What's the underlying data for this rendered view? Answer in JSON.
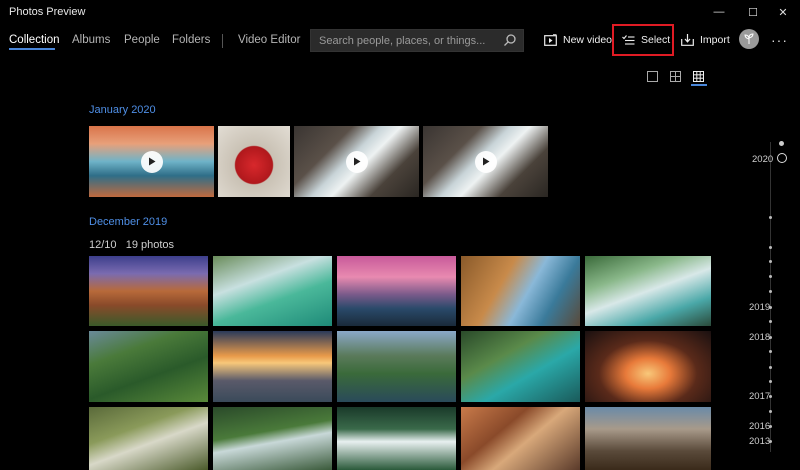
{
  "app": {
    "title": "Photos Preview"
  },
  "window": {
    "minimize": "—",
    "maximize": "☐",
    "close": "✕"
  },
  "nav": {
    "tabs": [
      {
        "label": "Collection",
        "active": true
      },
      {
        "label": "Albums"
      },
      {
        "label": "People"
      },
      {
        "label": "Folders"
      },
      {
        "label": "Video Editor"
      }
    ]
  },
  "search": {
    "placeholder": "Search people, places, or things..."
  },
  "commands": {
    "new_video": "New video",
    "select": "Select",
    "import": "Import",
    "more": "···"
  },
  "view_toggles": [
    {
      "name": "single",
      "active": false
    },
    {
      "name": "medium",
      "active": false
    },
    {
      "name": "small",
      "active": true
    }
  ],
  "sections": [
    {
      "header": "January 2020",
      "items": [
        "video-ice",
        "photo-apple",
        "video-waterfall",
        "video-waterfall"
      ]
    },
    {
      "header": "December 2019",
      "day": "12/10",
      "count": "19 photos"
    }
  ],
  "timeline": {
    "years": [
      "2020",
      "2019",
      "2018",
      "2017",
      "2016",
      "2013"
    ]
  },
  "colors": {
    "accent": "#4a86d8",
    "highlight": "#e01b24",
    "background": "#000000"
  }
}
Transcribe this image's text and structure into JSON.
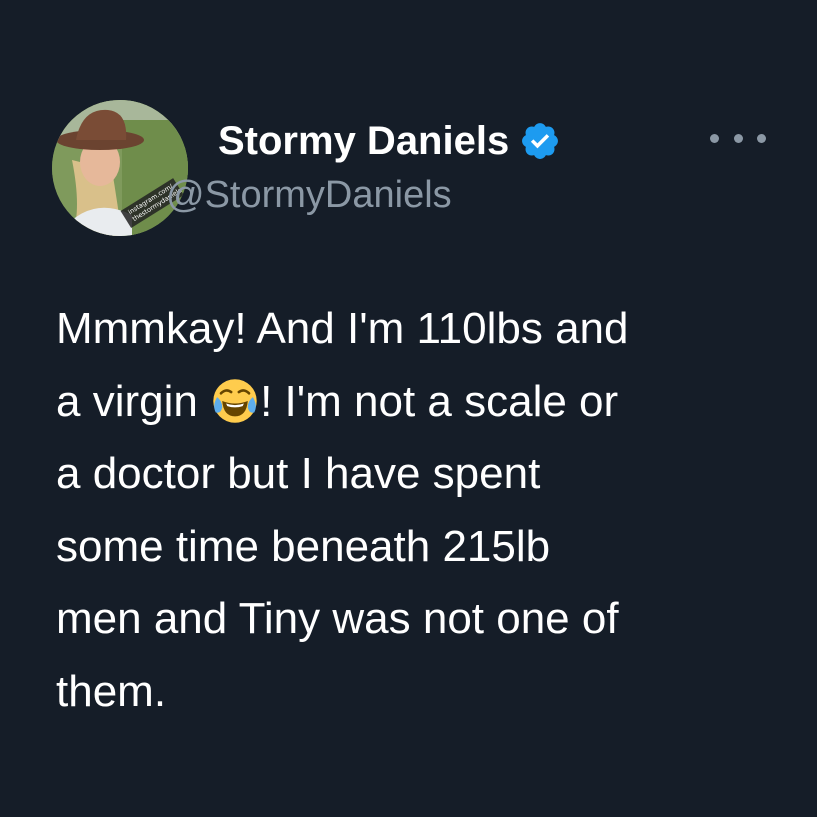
{
  "theme": {
    "background": "#151d28",
    "text": "#ffffff",
    "secondary_text": "#8b98a5",
    "verified_badge": "#1d9bf0"
  },
  "author": {
    "display_name": "Stormy Daniels",
    "handle": "@StormyDaniels",
    "verified": true,
    "avatar_watermark": "instagram.com/ thestormydaniels"
  },
  "menu": {
    "icon": "more-horizontal-icon"
  },
  "tweet": {
    "lines": [
      {
        "text": "Mmmkay! And I'm 110lbs and"
      },
      {
        "before_emoji": "a virgin ",
        "emoji": "face-with-tears-of-joy",
        "after_emoji": "! I'm not a scale or"
      },
      {
        "text": "a doctor but I have spent"
      },
      {
        "text": "some time beneath 215lb"
      },
      {
        "text": "men and Tiny was not one of"
      },
      {
        "text": "them."
      }
    ]
  }
}
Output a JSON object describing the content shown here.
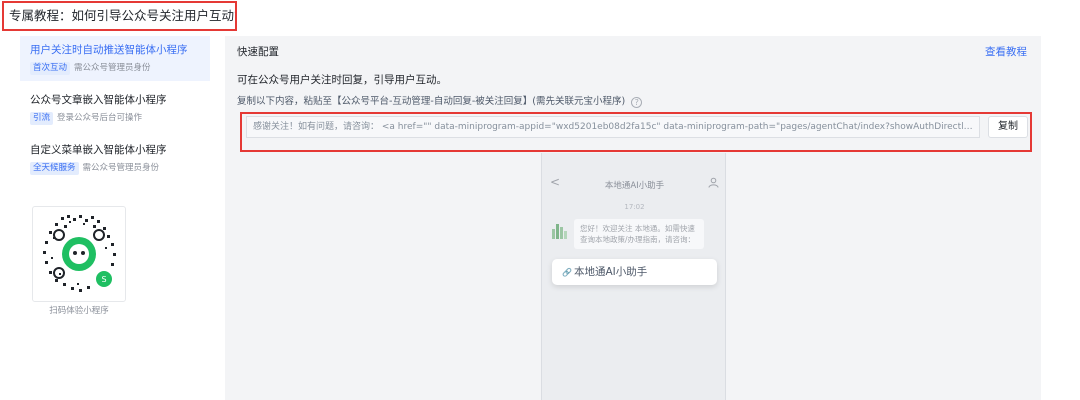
{
  "page": {
    "title": "专属教程：如何引导公众号关注用户互动?"
  },
  "sidebar": {
    "items": [
      {
        "title": "用户关注时自动推送智能体小程序",
        "tag": "首次互动",
        "note": "需公众号管理员身份",
        "active": true
      },
      {
        "title": "公众号文章嵌入智能体小程序",
        "tag": "引流",
        "note": "登录公众号后台可操作",
        "active": false
      },
      {
        "title": "自定义菜单嵌入智能体小程序",
        "tag": "全天候服务",
        "note": "需公众号管理员身份",
        "active": false
      }
    ],
    "qr_caption": "扫码体验小程序"
  },
  "main": {
    "header": "快速配置",
    "tutorial_link": "查看教程",
    "desc1": "可在公众号用户关注时回复，引导用户互动。",
    "desc2": "复制以下内容，粘贴至【公众号平台-互动管理-自动回复-被关注回复】(需先关联元宝小程序)",
    "help_icon": "?",
    "code_text": "感谢关注！如有问题，请咨询： <a href=\"\" data-miniprogram-appid=\"wxd5201eb08d2fa15c\" data-miniprogram-path=\"pages/agentChat/index?showAuthDirectly=1&age...",
    "copy_label": "复制"
  },
  "preview": {
    "back": "<",
    "title": "本地通AI小助手",
    "time": "17:02",
    "bubble": "您好！欢迎关注 本地通。如需快速查询本地政策/办理指南，请咨询：",
    "card_link_icon": "🔗",
    "card_label": "本地通AI小助手"
  },
  "colors": {
    "accent": "#3a6ff3",
    "highlight_border": "#e53935",
    "panel_bg": "#f3f4f6"
  }
}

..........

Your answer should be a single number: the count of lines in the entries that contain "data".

- **EXERCISE RESULT**
2